- Available data
════════════════════

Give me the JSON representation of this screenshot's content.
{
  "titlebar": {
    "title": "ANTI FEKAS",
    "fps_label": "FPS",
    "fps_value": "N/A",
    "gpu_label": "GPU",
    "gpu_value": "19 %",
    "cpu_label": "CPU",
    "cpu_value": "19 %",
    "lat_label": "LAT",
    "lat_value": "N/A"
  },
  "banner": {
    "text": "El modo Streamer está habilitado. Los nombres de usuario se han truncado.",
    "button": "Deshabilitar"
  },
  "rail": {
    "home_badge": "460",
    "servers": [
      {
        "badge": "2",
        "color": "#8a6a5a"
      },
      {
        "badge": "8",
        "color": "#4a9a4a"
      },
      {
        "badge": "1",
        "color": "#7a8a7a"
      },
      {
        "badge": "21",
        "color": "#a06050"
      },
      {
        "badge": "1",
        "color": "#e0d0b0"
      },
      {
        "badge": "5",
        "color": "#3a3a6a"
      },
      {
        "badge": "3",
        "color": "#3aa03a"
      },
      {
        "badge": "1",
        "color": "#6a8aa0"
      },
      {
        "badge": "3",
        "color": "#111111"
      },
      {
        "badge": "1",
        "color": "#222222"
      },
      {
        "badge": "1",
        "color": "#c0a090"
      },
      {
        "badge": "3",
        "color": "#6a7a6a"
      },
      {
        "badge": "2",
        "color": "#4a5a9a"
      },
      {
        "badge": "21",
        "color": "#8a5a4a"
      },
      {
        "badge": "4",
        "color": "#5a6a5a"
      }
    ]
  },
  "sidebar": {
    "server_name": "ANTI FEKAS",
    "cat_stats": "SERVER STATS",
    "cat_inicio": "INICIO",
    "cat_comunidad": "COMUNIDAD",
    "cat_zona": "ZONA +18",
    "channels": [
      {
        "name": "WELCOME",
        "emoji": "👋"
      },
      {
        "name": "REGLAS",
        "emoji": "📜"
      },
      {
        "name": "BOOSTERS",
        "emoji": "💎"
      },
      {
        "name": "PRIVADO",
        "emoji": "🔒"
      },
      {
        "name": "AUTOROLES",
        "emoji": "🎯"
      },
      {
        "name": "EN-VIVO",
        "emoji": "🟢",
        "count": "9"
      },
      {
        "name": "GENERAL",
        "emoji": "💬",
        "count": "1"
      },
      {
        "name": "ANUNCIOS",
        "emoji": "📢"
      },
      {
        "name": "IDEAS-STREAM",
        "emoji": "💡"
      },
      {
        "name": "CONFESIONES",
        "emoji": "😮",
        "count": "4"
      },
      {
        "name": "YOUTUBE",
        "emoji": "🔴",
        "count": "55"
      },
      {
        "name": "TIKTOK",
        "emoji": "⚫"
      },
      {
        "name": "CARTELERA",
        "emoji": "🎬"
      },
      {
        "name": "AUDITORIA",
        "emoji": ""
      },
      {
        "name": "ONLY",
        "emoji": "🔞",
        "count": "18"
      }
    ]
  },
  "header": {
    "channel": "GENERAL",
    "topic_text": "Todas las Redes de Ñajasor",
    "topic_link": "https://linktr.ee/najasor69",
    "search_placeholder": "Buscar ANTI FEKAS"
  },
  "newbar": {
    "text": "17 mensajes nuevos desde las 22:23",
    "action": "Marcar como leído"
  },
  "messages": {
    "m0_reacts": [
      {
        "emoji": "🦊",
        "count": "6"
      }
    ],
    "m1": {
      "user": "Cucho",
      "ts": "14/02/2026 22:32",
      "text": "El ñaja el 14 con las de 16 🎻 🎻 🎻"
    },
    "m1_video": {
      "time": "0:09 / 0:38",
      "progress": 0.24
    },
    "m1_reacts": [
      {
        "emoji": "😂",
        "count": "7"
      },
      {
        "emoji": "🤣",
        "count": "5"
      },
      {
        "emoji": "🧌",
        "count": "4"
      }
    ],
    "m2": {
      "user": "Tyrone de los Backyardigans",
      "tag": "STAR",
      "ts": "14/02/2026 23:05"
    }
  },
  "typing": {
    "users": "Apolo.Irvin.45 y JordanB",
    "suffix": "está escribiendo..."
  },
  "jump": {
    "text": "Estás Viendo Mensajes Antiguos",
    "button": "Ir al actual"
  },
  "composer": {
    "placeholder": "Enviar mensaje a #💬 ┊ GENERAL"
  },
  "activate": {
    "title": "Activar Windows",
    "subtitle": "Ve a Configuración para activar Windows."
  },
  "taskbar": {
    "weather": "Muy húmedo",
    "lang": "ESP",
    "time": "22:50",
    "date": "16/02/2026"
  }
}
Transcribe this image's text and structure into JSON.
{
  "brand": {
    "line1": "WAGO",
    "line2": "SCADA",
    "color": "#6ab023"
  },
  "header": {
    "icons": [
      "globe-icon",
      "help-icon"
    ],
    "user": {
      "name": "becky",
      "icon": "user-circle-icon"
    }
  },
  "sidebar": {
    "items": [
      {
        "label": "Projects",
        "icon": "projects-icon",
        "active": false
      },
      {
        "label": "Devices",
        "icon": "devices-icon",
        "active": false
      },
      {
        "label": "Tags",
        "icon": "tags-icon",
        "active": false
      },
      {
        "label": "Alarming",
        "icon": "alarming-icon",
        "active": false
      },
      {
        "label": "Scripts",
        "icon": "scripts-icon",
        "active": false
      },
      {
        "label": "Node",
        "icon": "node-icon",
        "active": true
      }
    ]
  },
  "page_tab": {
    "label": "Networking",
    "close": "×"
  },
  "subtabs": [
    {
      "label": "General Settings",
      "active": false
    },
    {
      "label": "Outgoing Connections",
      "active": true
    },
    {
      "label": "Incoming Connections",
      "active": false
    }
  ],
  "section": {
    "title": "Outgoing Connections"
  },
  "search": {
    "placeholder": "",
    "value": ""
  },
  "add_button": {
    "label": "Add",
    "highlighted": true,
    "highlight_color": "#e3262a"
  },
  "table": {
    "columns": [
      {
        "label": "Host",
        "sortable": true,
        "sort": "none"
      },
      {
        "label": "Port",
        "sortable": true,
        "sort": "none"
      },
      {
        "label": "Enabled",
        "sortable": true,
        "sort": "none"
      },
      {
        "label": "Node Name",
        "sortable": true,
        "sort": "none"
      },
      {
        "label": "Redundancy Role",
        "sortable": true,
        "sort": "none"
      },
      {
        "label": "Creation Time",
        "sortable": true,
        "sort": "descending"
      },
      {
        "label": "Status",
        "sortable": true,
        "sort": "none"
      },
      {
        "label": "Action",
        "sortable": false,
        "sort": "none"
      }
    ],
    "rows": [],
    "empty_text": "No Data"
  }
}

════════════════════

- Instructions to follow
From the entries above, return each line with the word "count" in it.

- Exercise result
        "count": "9"
        "count": "1"
        "count": "4"
        "count": "55"
        "count": "18"
        "count": "6"
        "count": "7"
        "count": "5"
        "count": "4"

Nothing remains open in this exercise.